* Work order
Each line of the records below that contains "icon" needs to be copied.
(Dataset records Opens)
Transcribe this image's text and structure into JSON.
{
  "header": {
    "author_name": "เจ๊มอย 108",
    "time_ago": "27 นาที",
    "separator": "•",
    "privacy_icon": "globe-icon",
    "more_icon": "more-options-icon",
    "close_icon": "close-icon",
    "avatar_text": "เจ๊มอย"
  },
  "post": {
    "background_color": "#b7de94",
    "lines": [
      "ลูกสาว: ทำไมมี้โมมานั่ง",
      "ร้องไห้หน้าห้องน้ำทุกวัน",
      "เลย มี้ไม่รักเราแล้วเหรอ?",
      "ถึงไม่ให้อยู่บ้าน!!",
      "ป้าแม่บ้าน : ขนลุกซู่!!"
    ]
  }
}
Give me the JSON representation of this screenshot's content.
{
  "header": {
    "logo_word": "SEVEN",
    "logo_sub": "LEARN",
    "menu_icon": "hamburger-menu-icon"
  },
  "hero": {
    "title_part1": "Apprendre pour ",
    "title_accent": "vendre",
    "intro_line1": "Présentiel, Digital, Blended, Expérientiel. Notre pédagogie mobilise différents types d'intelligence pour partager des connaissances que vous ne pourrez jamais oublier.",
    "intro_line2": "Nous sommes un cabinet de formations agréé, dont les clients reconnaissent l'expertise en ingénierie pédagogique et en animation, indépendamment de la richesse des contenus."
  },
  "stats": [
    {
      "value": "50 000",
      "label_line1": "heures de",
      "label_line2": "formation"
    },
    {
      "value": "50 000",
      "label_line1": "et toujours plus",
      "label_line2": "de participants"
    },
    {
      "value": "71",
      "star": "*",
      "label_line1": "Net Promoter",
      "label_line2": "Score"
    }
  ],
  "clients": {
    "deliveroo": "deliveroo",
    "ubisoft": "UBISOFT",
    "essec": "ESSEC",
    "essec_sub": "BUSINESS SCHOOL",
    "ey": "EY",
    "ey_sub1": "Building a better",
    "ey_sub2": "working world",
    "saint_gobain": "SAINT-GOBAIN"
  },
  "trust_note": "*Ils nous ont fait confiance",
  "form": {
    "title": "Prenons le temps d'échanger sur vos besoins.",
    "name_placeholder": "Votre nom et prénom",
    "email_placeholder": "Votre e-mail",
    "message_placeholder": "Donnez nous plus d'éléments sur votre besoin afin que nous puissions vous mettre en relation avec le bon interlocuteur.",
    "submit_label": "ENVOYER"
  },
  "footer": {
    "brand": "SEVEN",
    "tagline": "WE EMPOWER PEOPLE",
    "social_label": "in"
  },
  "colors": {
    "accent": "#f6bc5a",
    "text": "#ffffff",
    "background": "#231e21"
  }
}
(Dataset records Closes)
* Answer to this exercise
    "privacy_icon": "globe-icon",
    "more_icon": "more-options-icon",
    "close_icon": "close-icon",
    "menu_icon": "hamburger-menu-icon"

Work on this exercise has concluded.